** Work to complete **
Copy out all lines from the entries below in which "photo" occurs.

** Information given **
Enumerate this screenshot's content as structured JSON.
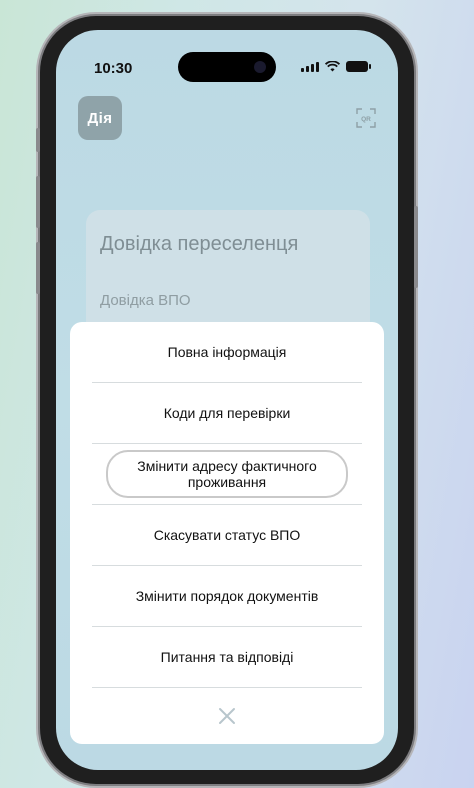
{
  "status_bar": {
    "time": "10:30"
  },
  "app": {
    "logo_text": "Дія",
    "qr_icon": "qr-scan-icon"
  },
  "document_card": {
    "title": "Довідка переселенця",
    "subtitle": "Довідка ВПО"
  },
  "menu": {
    "items": [
      {
        "label": "Повна інформація"
      },
      {
        "label": "Коди для перевірки"
      },
      {
        "label": "Змінити адресу фактичного проживання",
        "highlighted": true
      },
      {
        "label": "Скасувати статус ВПО"
      },
      {
        "label": "Змінити порядок документів"
      },
      {
        "label": "Питання та відповіді"
      }
    ],
    "close_icon": "close-icon"
  },
  "colors": {
    "screen_bg": "#bcd9e4",
    "sheet_bg": "#ffffff",
    "divider": "#d7dcde",
    "pill_border": "#c9c9c9",
    "close_icon": "#b8c6cc"
  }
}
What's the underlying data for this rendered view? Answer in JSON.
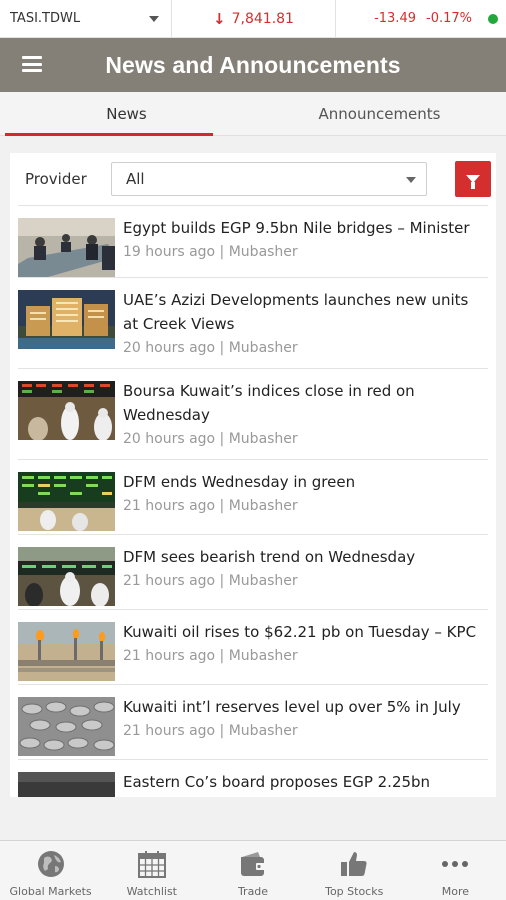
{
  "ticker": {
    "symbol": "TASI.TDWL",
    "index_value": "7,841.81",
    "change": "-13.49",
    "change_pct": "-0.17%",
    "down_color": "#d32f2f",
    "status_color": "#22a83a"
  },
  "appbar": {
    "title": "News and Announcements",
    "background": "#858077"
  },
  "tabs": [
    {
      "label": "News",
      "active": true
    },
    {
      "label": "Announcements",
      "active": false
    }
  ],
  "filter": {
    "provider_label": "Provider",
    "provider_value": "All"
  },
  "news": [
    {
      "headline": "Egypt builds EGP 9.5bn Nile bridges – Minister",
      "meta": "19 hours ago | Mubasher",
      "icon": "meeting-photo"
    },
    {
      "headline": "UAE’s Azizi Developments launches new units at Creek Views",
      "meta": "20 hours ago | Mubasher",
      "icon": "building-photo"
    },
    {
      "headline": "Boursa Kuwait’s indices close in red on Wednesday",
      "meta": "20 hours ago | Mubasher",
      "icon": "trading-floor-photo"
    },
    {
      "headline": "DFM ends Wednesday in green",
      "meta": "21 hours ago | Mubasher",
      "icon": "stock-board-photo"
    },
    {
      "headline": "DFM sees bearish trend on Wednesday",
      "meta": "21 hours ago | Mubasher",
      "icon": "stock-board-photo"
    },
    {
      "headline": "Kuwaiti oil rises to $62.21 pb on Tuesday – KPC",
      "meta": "21 hours ago | Mubasher",
      "icon": "oil-field-photo"
    },
    {
      "headline": "Kuwaiti int’l reserves level up over 5% in July",
      "meta": "21 hours ago | Mubasher",
      "icon": "coins-photo"
    },
    {
      "headline": "Eastern Co’s board proposes EGP 2.25bn",
      "meta": "",
      "icon": "factory-photo"
    }
  ],
  "bottom_nav": [
    {
      "label": "Global Markets",
      "icon": "globe-icon"
    },
    {
      "label": "Watchlist",
      "icon": "calendar-grid-icon"
    },
    {
      "label": "Trade",
      "icon": "wallet-icon"
    },
    {
      "label": "Top Stocks",
      "icon": "thumbs-up-icon"
    },
    {
      "label": "More",
      "icon": "more-dots-icon"
    }
  ]
}
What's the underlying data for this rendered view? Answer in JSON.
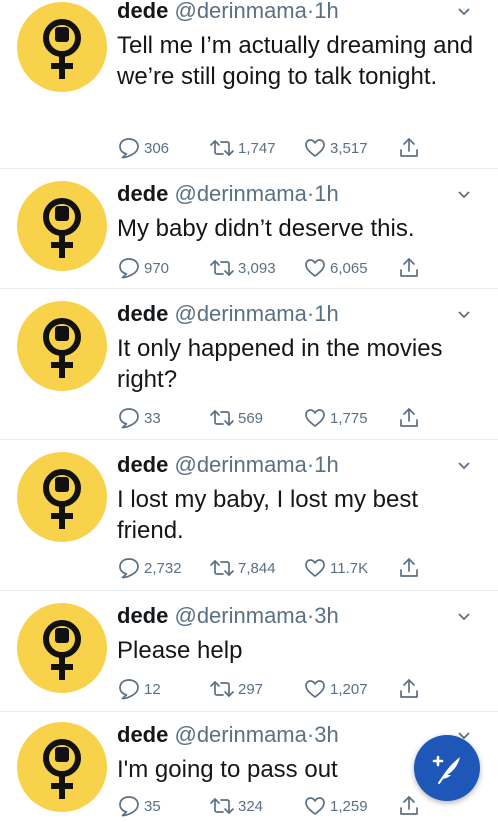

** Written solution **
      "icon": "meeting-photo"
      "icon": "building-photo"
      "icon": "trading-floor-photo"
      "icon": "stock-board-photo"
      "icon": "stock-board-photo"
      "icon": "oil-field-photo"
      "icon": "coins-photo"
      "icon": "factory-photo"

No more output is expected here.